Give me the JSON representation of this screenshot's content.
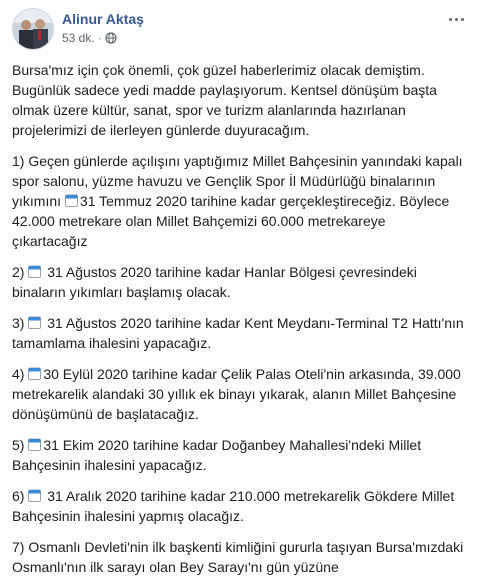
{
  "post": {
    "author": "Alinur Aktaş",
    "time": "53 dk.",
    "separator": "·",
    "paragraphs": [
      {
        "icon": false,
        "text": "Bursa'mız için çok önemli, çok güzel haberlerimiz olacak demiştim. Bugünlük sadece yedi madde paylaşıyorum. Kentsel dönüşüm başta olmak üzere kültür, sanat, spor ve turizm alanlarında hazırlanan projelerimizi de ilerleyen günlerde duyuracağım."
      },
      {
        "icon": false,
        "pre": "1) Geçen günlerde açılışını yaptığımız Millet Bahçesinin yanındaki kapalı spor salonu, yüzme havuzu ve Gençlik Spor İl Müdürlüğü binalarının yıkımını ",
        "mid_icon": true,
        "text": "31 Temmuz 2020 tarihine kadar gerçekleştireceğiz. Böylece 42.000 metrekare olan Millet Bahçemizi 60.000 metrekareye çıkartacağız"
      },
      {
        "icon": true,
        "pre": "2) ",
        "text": " 31 Ağustos 2020 tarihine kadar Hanlar Bölgesi çevresindeki binaların yıkımları başlamış olacak."
      },
      {
        "icon": true,
        "pre": "3) ",
        "text": " 31 Ağustos 2020 tarihine kadar Kent Meydanı-Terminal T2 Hattı'nın tamamlama ihalesini yapacağız."
      },
      {
        "icon": true,
        "pre": "4) ",
        "text": "30 Eylül 2020 tarihine kadar Çelik Palas Oteli'nin arkasında, 39.000 metrekarelik alandaki 30 yıllık ek binayı yıkarak, alanın Millet Bahçesine dönüşümünü de başlatacağız."
      },
      {
        "icon": true,
        "pre": "5) ",
        "text": "31 Ekim 2020 tarihine kadar Doğanbey Mahallesi'ndeki Millet Bahçesinin ihalesini yapacağız."
      },
      {
        "icon": true,
        "pre": "6) ",
        "text": " 31 Aralık 2020 tarihine kadar 210.000 metrekarelik Gökdere Millet Bahçesinin ihalesini yapmış olacağız."
      },
      {
        "icon": false,
        "text": "7) Osmanlı Devleti'nin ilk başkenti kimliğini gururla taşıyan Bursa'mızdaki Osmanlı'nın ilk sarayı olan Bey Sarayı'nı gün yüzüne"
      }
    ]
  }
}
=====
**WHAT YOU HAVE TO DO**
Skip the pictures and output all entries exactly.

**RESULT OF THIS TASK**
Give me the JSON representation of this screenshot's content.
{
  "post": {
    "author": "Alinur Aktaş",
    "time": "53 dk.",
    "separator": "·",
    "paragraphs": [
      {
        "icon": false,
        "text": "Bursa'mız için çok önemli, çok güzel haberlerimiz olacak demiştim. Bugünlük sadece yedi madde paylaşıyorum. Kentsel dönüşüm başta olmak üzere kültür, sanat, spor ve turizm alanlarında hazırlanan projelerimizi de ilerleyen günlerde duyuracağım."
      },
      {
        "icon": false,
        "pre": "1) Geçen günlerde açılışını yaptığımız Millet Bahçesinin yanındaki kapalı spor salonu, yüzme havuzu ve Gençlik Spor İl Müdürlüğü binalarının yıkımını ",
        "mid_icon": true,
        "text": "31 Temmuz 2020 tarihine kadar gerçekleştireceğiz. Böylece 42.000 metrekare olan Millet Bahçemizi 60.000 metrekareye çıkartacağız"
      },
      {
        "icon": true,
        "pre": "2) ",
        "text": " 31 Ağustos 2020 tarihine kadar Hanlar Bölgesi çevresindeki binaların yıkımları başlamış olacak."
      },
      {
        "icon": true,
        "pre": "3) ",
        "text": " 31 Ağustos 2020 tarihine kadar Kent Meydanı-Terminal T2 Hattı'nın tamamlama ihalesini yapacağız."
      },
      {
        "icon": true,
        "pre": "4) ",
        "text": "30 Eylül 2020 tarihine kadar Çelik Palas Oteli'nin arkasında, 39.000 metrekarelik alandaki 30 yıllık ek binayı yıkarak, alanın Millet Bahçesine dönüşümünü de başlatacağız."
      },
      {
        "icon": true,
        "pre": "5) ",
        "text": "31 Ekim 2020 tarihine kadar Doğanbey Mahallesi'ndeki Millet Bahçesinin ihalesini yapacağız."
      },
      {
        "icon": true,
        "pre": "6) ",
        "text": " 31 Aralık 2020 tarihine kadar 210.000 metrekarelik Gökdere Millet Bahçesinin ihalesini yapmış olacağız."
      },
      {
        "icon": false,
        "text": "7) Osmanlı Devleti'nin ilk başkenti kimliğini gururla taşıyan Bursa'mızdaki Osmanlı'nın ilk sarayı olan Bey Sarayı'nı gün yüzüne"
      }
    ]
  }
}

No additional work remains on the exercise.